    • 288 Manuale DEFT 7 field is optional, but header, size, case sensitivity, and extension are not! Any line that begins with a pound sign is considered a comment and ignored. Thus, to skip a file type just put a pound sign at the beginning of that line Headers and footers are decoded before use. To specify a value in hexadecimal use x[0-f][0-f], and for octal use [1-9][1-9][1-9]. Spaces can be represented by s. Example: "x4F123IsCCI" decodes to "OSI CCI". To match any single character (aka a wildcard) use a ?. If you need to search for the ? character, you will need to change the wildcard line *and* every occurrence of the old wildcard character in the configuration file. Do not forget those hex and octal values! ? is equal to x3f and 063. There is a sample set of headers in the README file. EXAMPLES Search for jpeg format skipping the first 100 blocks foremost -s 100 -t jpg -i image.dd Only generate an audit file, and print to the screen (verbose mode) foremost -av image.dd Search all defined types foremost -t all -i image.dd Search for gif and pdf’s foremost -t gif,pdf -i image.dd Search for office documents and jpeg files in a Unix file system in verbose mode. foremost -vd -t ole,jpeg -i image.dd Run the default case foremost image.dd AUTHORS Original Code written by Special Agent Kris Kendall and Special Agent Jesse Kornblum of the United States Air Force Office of Special Investigations. Modification by Nick Mikus a Research Associate at the Naval

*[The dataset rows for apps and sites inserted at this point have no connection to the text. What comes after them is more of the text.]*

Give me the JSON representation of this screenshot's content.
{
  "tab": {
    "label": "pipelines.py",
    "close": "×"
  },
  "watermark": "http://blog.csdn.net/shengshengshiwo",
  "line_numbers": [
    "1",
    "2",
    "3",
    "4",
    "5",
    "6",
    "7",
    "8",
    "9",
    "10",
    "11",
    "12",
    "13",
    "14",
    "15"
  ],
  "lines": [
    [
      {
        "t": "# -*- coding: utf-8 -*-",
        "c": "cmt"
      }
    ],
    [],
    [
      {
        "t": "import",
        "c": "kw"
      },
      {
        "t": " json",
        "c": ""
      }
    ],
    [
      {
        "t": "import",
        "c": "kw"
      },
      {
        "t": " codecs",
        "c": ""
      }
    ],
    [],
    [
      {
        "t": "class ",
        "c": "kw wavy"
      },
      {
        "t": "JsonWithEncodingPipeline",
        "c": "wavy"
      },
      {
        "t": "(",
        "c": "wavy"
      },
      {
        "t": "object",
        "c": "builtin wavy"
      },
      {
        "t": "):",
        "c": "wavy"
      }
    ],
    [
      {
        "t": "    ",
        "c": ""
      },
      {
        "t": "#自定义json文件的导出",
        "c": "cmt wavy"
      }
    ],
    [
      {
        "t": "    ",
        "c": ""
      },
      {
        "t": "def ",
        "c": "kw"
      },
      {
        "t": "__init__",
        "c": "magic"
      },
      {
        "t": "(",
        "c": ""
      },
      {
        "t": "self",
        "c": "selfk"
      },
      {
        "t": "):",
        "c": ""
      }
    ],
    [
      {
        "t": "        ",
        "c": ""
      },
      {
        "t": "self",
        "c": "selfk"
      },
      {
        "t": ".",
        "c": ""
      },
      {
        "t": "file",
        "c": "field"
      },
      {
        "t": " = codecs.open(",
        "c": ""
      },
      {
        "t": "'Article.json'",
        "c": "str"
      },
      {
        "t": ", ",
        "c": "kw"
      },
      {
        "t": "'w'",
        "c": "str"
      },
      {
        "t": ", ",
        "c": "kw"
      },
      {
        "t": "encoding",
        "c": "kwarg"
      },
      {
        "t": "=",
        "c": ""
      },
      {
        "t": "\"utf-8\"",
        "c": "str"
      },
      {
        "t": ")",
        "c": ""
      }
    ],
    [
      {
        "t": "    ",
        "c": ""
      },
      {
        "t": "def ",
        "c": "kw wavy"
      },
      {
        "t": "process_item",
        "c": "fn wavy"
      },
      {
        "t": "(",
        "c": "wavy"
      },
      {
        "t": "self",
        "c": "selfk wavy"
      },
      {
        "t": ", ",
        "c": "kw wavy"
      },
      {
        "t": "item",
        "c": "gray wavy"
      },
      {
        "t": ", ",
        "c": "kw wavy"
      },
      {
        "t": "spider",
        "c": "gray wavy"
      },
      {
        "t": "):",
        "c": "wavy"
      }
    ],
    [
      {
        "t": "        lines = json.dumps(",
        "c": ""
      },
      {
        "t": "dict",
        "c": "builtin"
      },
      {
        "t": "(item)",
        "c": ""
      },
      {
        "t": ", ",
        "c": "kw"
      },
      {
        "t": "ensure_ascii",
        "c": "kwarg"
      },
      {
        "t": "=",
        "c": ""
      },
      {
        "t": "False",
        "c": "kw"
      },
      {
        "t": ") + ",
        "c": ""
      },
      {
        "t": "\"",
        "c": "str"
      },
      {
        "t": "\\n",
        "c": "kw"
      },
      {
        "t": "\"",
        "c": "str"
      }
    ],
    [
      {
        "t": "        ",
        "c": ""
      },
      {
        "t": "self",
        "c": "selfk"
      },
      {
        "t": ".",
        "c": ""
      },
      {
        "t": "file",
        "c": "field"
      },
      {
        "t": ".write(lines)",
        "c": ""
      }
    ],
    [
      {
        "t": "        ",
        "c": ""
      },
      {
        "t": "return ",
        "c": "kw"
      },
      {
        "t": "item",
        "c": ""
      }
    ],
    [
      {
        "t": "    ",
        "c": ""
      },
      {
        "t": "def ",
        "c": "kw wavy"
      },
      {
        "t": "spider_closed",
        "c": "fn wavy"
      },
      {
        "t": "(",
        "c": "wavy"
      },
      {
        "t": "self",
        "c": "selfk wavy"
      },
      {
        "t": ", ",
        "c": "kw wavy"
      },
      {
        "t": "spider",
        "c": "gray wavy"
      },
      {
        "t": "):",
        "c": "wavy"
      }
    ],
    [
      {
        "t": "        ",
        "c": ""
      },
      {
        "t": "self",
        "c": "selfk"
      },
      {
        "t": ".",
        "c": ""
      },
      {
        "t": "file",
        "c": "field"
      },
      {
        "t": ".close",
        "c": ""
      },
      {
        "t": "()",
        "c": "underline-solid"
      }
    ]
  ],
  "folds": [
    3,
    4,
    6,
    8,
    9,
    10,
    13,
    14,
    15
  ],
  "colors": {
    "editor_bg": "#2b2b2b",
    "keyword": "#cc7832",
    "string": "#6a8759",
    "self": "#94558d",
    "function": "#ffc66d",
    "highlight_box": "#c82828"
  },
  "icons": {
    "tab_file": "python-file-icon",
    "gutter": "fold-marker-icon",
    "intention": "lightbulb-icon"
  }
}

    • 289 Manuale DEFT 7 Postgraduate School Center for Information Systems Security Studies and Research. The modification of Foremost was part of a masters thesis at NPS. BUGS When compiling foremost on systems with versions of glibc 2.1.x or older, you will get some (harmless) compiler warnings regarding the implicit declaration of fseeko and ftello. You can safely ignore these warnings. REPORTING BUGS Because Foremost could be used to obtain evidence for criminal prosecutions, we take all bug reports very seriously. Any bug that jeopardizes the forensic integrity of this program could have serious consequenses. When submitting a bug report, please include a description of the problem, how you found it, and your contact information. Send bug reports to: namikus AT users d0t sf d0t net COPYRIGHT This program is a work of the US Government. In accordance with 17 USC 105, copyright protection is not available for any work of the US Government. This is free software; see the source for copying conditions. There is NO warranty; not even for MERCHANTABILITY or FITNESS FOR A PARTICULAR PURPOSE. SEE ALSO There is more information in the README file. Foremost was originally designed to imitate the functionality of CarvThis, a DOS program written by the Defense Computer Forensics Lab in in 1999. v1.5 - May 2009 FOREMOST(8)